      As for clubs like Greuther Furth, it’s a bit harder to explain, but I think they had sucked for so long nobody cared, and Nurnberg is close by. Teams that have gone down and had massive attendance, like Koln, Kaiserslautern and Hertha are basically big-time clubs who belong in the Bundesliga and have the big fan base – struggling because their management sucked. Clubs like Bochum or Duisburg have a small core fanbase, and when they’re up, draw larger crowds from the area – but there’s plenty of competition for the fan “euro” in the area, so you’d better not be sucking.

      I had never thought about the playoff issue, but that’s an excellent point. The english way is better. The champs (and 2nd and maybe 3rd depending on league) get an auto promotion, and I think if there is to be playoffs, it should be like in England, amongst the runners up. That way you could still have some “money” and a great deal of fairness.

      • In addition to all that most English teams date from the 19th century or at least very early in the 20th century. In contrast many German teams are the result of frequent amalgamations. As has been said, the leagues in England are very stable – 4 divisions since 1921 while in Germany football has been in a state of constant flux since the Nazi era and a national league created at a very late date by European standards.

  2. OFC didn’t get their licence, it’s final by now. That means they go down to Regionalliga South-West and SV98 stays in Liga 3. Regarding Duisburg: no final result yet.

    • Well, serves them right. Offenbach has a way of always doing it the wrong way, and once again they get called on the carpet. Too bad for their fans, but I guess they’re used to it. Good news I suppose for Darmstadt, even though they don’t really deserve to stay up on that basis, but sometimes you get a break; let’s see what they do with it.

      • Well, I guess we’ll take it then. The writing for relegation was on the wall all season and only after they got their third coach did they start to do any good. The new bloke (Dirk Schuster) appears to have done ok and they won the Hessen Pokal so they may actually surprise next year.

        Mixed blessing I guess. Don’t deserve it, but due to an administrative error we’re back in. No bragging rights there, just a gentle sigh of relief.

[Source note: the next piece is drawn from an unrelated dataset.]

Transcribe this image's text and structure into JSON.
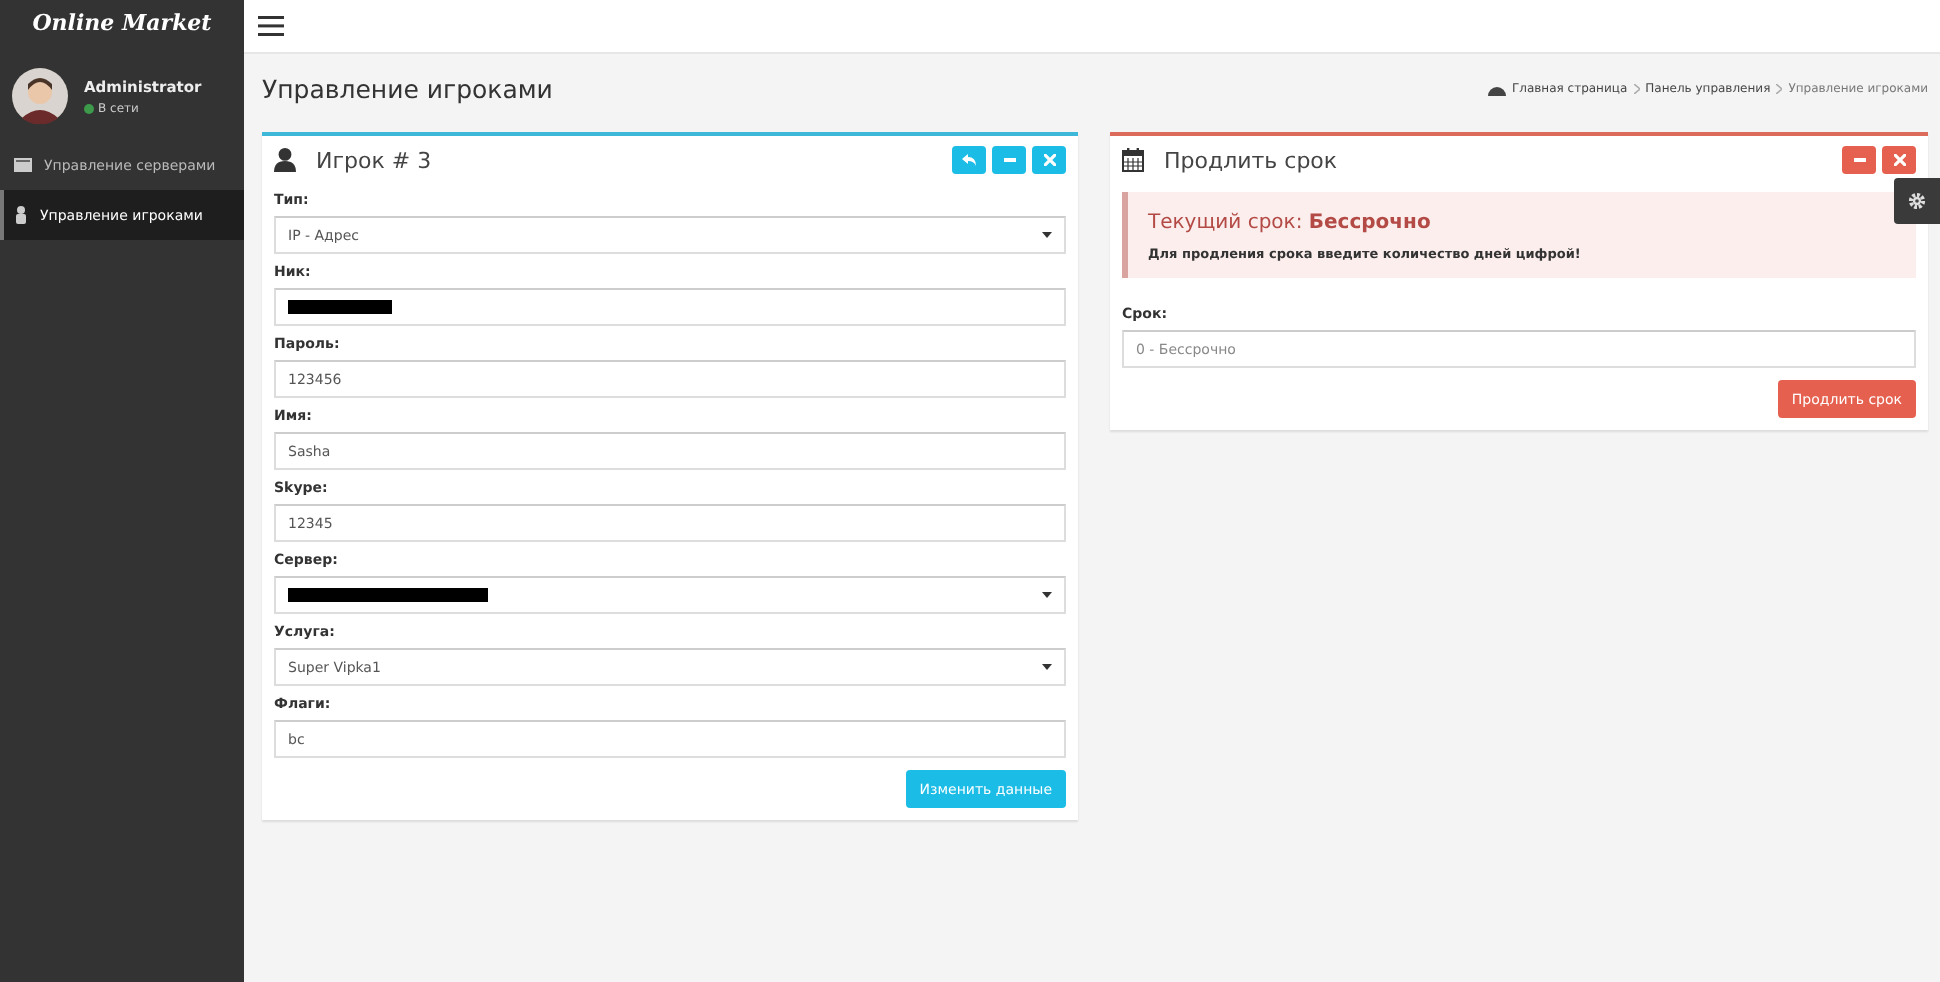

    • Official now: Duisburg has been denied the license for 2. Liga, so they’ll apply for Liga 3 now. Sandhausen will stay in Liga 2.
      Imho DFL should reduce the leagues for the forthcoming season in such cases accordingly and not support clubs which weren’t competitive enough before.

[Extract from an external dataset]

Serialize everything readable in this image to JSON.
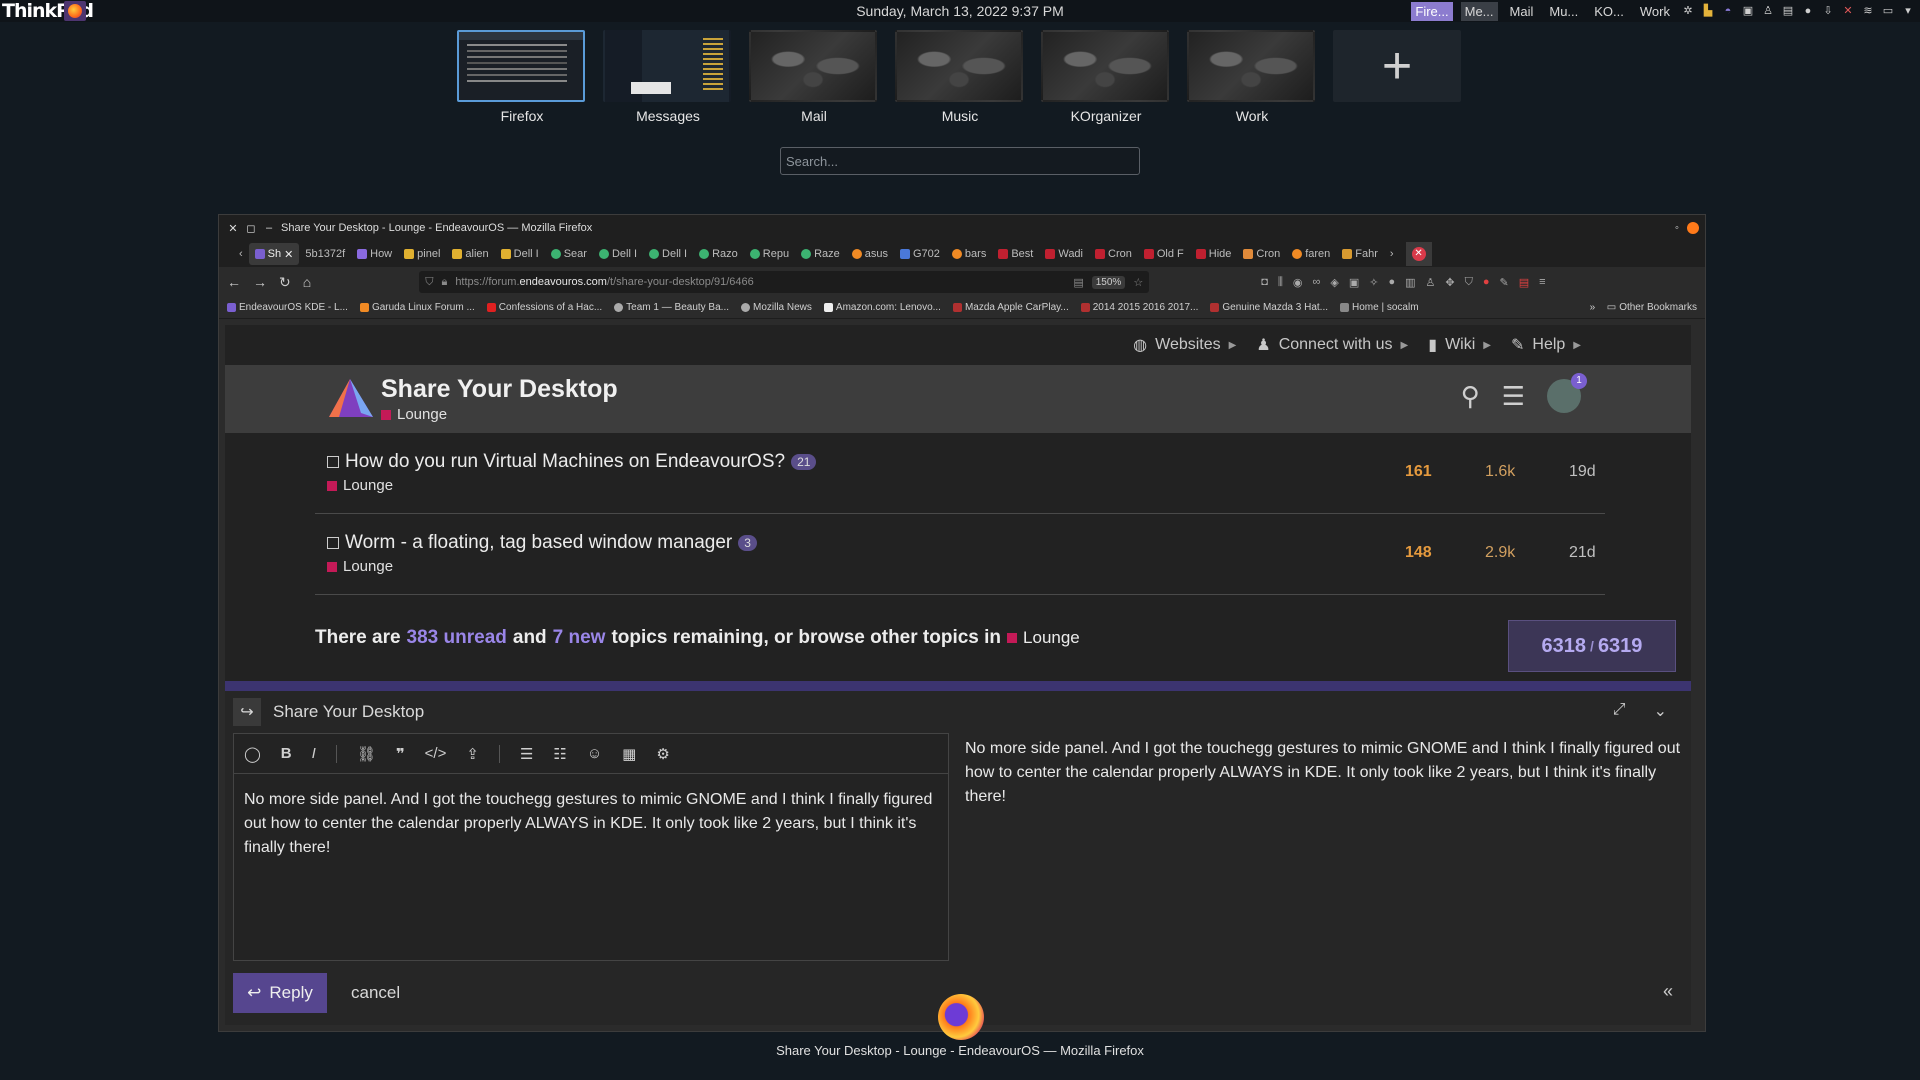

      • Too bad for Duisburg. Does make the 3.Liga more attractive I suppose.

        It’s unfortunate that Sandhausen (or Darmstadt in 3.Liga) survive because someone else doesn’t get a license. I think it would be hard for the DFL to drop the number of spots, because it would cut income from attendance for all clubs, as it’s two less games. Of course, I’m sure the other clubs (and fans) would prefer to see Duisburg rather than Sandhausen…that percentage of gate from the trip to Sandhausen probably barely covers the travel costs :)

  3. Spot-on analysis on the dual organizations running the 1/2 Liga and the rest of the German soccer pyramid by the DFB. Having lived in the Kaiserslautern area for about 10 years, I usually go to the 1FCK games, but on occasion head to Homburg, Saarbrucken and Trier to watch matches. It would be extremely helpful for the lower divisions to play on Friday/Saturday with a Regionaliga game on Monday night for greater exposure of the small clubs plus TV money. Not really sure why the 1 Liga doesn’t play all it games on Sunday with the 2nd Liga having a Saturday night game to be televised. I think this would aid the entire structure, but then I’m the eternal optimist as a FCK fan.

Leave a Reply

Your email address will not be published. Required fields are marked *